Aside from believing that an injury will heal on its own, one common reason people don't report work-related injuries is that they believe they're not entitled to benefits if they did something to cause their injury. However, this is simply not true. You can receive full benefits for injuries that were caused by your own carelessness, as long as your injury wasn't caused by drug or alcohol abuse.
Your employer is not allowed to fire you or discipline you because you filed a claim seeking the workers' compensation benefits you are entitled to under the law.
2. Ignore Your Doctor's Advice
No one enjoys going to the doctor, but ignoring appointments or going against your doctor's advice will surely sabotage your workers' compensation claim. Having a doctor you trust can help provide reassurance that you're receiving proper care, but you need to follow his recommendations and instructions exactly. Generally, Louisiana law allows you to choose your own treating doctor and to switch from one specialty to another without obtaining prior approval from your employer or insurer. However, if you need more than $750 of care, your doctor must obtain approval from the workers' compensation insurer to continue any non-emergency treatment.
3. Be Careless With Your Social Media

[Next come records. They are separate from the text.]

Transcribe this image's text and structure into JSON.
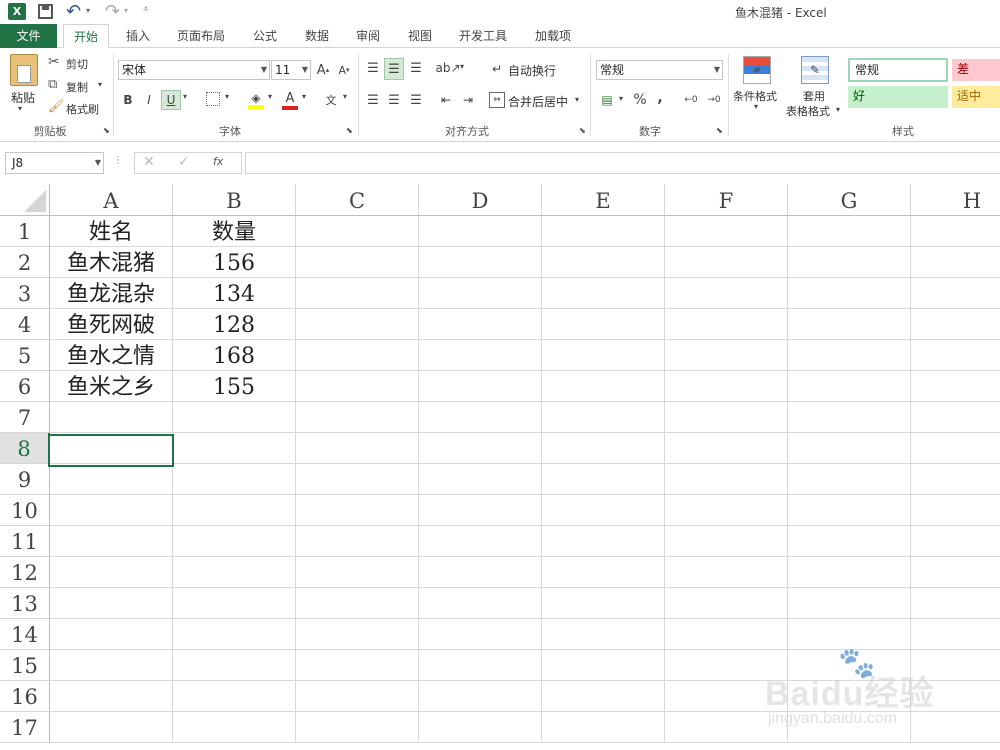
{
  "window": {
    "title": "鱼木混猪 - Excel"
  },
  "quick_access": {
    "app_icon": "excel-icon",
    "save_icon": "save-icon",
    "undo_icon": "undo-icon",
    "redo_icon": "redo-icon",
    "customize_icon": "customize-icon"
  },
  "tabs": [
    {
      "label": "文件"
    },
    {
      "label": "开始"
    },
    {
      "label": "插入"
    },
    {
      "label": "页面布局"
    },
    {
      "label": "公式"
    },
    {
      "label": "数据"
    },
    {
      "label": "审阅"
    },
    {
      "label": "视图"
    },
    {
      "label": "开发工具"
    },
    {
      "label": "加载项"
    }
  ],
  "ribbon": {
    "clipboard": {
      "paste_label": "粘贴",
      "cut_label": "剪切",
      "copy_label": "复制",
      "format_painter_label": "格式刷",
      "group_label": "剪贴板"
    },
    "font": {
      "font_name": "宋体",
      "font_size": "11",
      "bold": "B",
      "italic": "I",
      "underline": "U",
      "group_label": "字体"
    },
    "alignment": {
      "wrap_text_label": "自动换行",
      "merge_center_label": "合并后居中",
      "group_label": "对齐方式"
    },
    "number": {
      "format": "常规",
      "percent": "%",
      "comma": ",",
      "group_label": "数字"
    },
    "styles": {
      "conditional_formatting_label": "条件格式",
      "format_as_table_label_1": "套用",
      "format_as_table_label_2": "表格格式",
      "normal": "常规",
      "bad": "差",
      "good": "好",
      "neutral": "适中",
      "group_label": "样式"
    }
  },
  "formula_bar": {
    "name_box": "J8",
    "fx": "fx",
    "formula": ""
  },
  "sheet": {
    "columns": [
      "A",
      "B",
      "C",
      "D",
      "E",
      "F",
      "G",
      "H"
    ],
    "rows": [
      "1",
      "2",
      "3",
      "4",
      "5",
      "6",
      "7",
      "8",
      "9",
      "10",
      "11",
      "12",
      "13",
      "14",
      "15",
      "16",
      "17"
    ],
    "cells": [
      [
        "姓名",
        "数量"
      ],
      [
        "鱼木混猪",
        "156"
      ],
      [
        "鱼龙混杂",
        "134"
      ],
      [
        "鱼死网破",
        "128"
      ],
      [
        "鱼水之情",
        "168"
      ],
      [
        "鱼米之乡",
        "155"
      ]
    ]
  },
  "watermark": {
    "text": "Baidu经验",
    "url_text": "jingyan.baidu.com"
  },
  "colors": {
    "excel_green": "#217346",
    "bad_fill": "#ffc7ce",
    "good_fill": "#c6efce",
    "neutral_fill": "#ffeb9c"
  }
}
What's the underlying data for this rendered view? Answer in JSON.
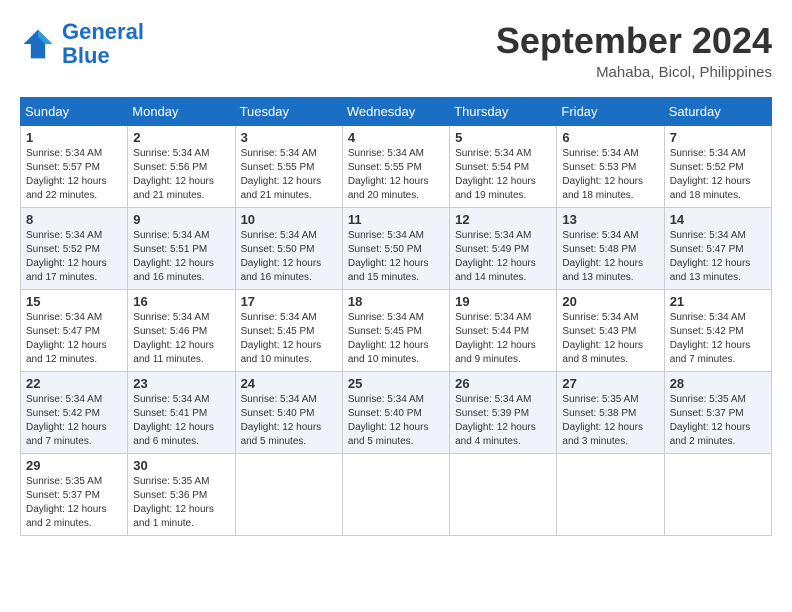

Social media can keep you in touch with friends and family, but careless posts can seriously damage your workers' compensation claim. Photos or video of you engaged in physical activities that go against doctor's orders such as lifting more than 20 pounds, squatting, or running will immediately call into question whether your injuries are as severe as you say. Even written posts alluding to prohibited physical activity can be problematic.
4. Be Sloppy With Your Record Keeping
When it comes to processing a workers' compensation claim, having a solid paper trail will greatly increase your odds of getting your benefits approved. You need to be able to document all of your medical treatment, as well as costs for gas, parking, and lodging related to doctor appointments. If your injuries resulted in a permanent disability, a journal describing your pain and physical limitations can also be helpful.
5. Jump at a Quick Settlement
Being injured can be stressful, especially when you're out of work and struggling financially. However, workers' compensation insurers will often try to take advantage of your financial situation by offering a low settlement or stringing you along until you're tired of fighting.
In many cases, it's better to cut back on expenses or temporarily borrow money from friends or family to give yourself time to wait for a settlement that truly meets your financial needs.
6. Settle Without Consulting an Attorney
Although uncontested minor injuries can be resolved without the assistance of an experienced Louisiana workers' compensation attorney, you should always seek legal advice if any of the following apply:
Have You Been Injured On The Job In Louisiana?
If you've been injured on the job you need to speak with an experienced work injury lawyer as soon as possible. Contact us online or call our office directly at 318.541.8188 to schedule your free consultation.
- Your injury has resulted in substantial time missed from work.
- Your injury is likely to result in a permanent disability that will affect your future earning potential.
- Your employer is contesting your claim by arguing your injury isn't work-related.
- Your employer is arguing that your injuries aren't as severe as you claim.